In the records below, find each line with "into" and copy it.

[Dataset rows for apps and sites]
========

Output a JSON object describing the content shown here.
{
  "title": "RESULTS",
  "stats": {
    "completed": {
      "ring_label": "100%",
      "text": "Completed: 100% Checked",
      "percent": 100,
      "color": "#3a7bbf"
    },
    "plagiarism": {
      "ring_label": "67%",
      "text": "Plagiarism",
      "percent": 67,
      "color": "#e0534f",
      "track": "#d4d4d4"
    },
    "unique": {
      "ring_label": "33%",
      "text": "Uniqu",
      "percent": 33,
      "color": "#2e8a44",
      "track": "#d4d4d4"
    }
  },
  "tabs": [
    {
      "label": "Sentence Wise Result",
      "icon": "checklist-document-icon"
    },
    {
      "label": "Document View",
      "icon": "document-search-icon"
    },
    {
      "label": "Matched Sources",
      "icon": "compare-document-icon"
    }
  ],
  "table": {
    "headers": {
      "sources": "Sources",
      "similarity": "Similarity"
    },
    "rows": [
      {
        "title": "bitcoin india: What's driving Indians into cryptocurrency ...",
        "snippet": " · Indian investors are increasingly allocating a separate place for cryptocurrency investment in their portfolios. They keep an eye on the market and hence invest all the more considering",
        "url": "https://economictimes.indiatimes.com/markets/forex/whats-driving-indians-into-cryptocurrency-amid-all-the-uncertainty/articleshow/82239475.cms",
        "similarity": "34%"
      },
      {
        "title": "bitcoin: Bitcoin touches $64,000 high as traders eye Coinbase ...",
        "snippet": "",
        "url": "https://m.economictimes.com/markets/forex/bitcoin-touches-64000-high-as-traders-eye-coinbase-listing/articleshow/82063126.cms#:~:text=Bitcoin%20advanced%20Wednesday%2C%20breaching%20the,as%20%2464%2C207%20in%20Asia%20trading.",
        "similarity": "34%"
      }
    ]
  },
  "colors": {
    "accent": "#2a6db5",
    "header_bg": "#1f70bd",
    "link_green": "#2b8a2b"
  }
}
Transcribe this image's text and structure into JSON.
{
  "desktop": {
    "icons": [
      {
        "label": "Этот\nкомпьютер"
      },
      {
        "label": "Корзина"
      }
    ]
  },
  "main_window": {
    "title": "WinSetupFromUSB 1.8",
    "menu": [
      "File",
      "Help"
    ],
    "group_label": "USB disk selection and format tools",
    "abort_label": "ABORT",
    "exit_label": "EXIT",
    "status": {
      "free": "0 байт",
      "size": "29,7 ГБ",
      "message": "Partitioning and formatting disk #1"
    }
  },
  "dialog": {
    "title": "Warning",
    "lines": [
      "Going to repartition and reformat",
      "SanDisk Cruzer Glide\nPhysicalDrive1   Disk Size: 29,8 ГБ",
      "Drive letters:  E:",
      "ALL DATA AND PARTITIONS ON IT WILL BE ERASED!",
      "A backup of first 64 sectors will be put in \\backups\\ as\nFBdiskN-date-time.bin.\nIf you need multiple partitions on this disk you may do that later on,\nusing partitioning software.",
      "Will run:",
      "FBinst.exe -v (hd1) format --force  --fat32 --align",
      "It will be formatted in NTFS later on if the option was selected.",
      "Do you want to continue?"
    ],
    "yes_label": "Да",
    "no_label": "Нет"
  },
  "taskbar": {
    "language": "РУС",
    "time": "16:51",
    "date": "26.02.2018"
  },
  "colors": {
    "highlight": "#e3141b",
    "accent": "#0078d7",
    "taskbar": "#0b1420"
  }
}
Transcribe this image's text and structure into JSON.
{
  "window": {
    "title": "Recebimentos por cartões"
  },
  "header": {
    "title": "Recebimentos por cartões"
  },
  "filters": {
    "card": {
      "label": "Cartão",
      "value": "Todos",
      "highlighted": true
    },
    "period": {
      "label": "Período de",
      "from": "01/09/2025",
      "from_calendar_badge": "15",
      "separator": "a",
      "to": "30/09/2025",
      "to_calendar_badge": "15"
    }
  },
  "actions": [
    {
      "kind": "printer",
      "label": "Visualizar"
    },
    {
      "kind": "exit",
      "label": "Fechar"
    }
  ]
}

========

* RESULT OF THIS EXERCISE
        "title": "bitcoin india: What's driving Indians into cryptocurrency ...",
        "url": "https://economictimes.indiatimes.com/markets/forex/whats-driving-indians-into-cryptocurrency-amid-all-the-uncertainty/articleshow/82239475.cms",
Transcribe this image's text and structure into JSON.
Transcribe this image's text and structure into JSON.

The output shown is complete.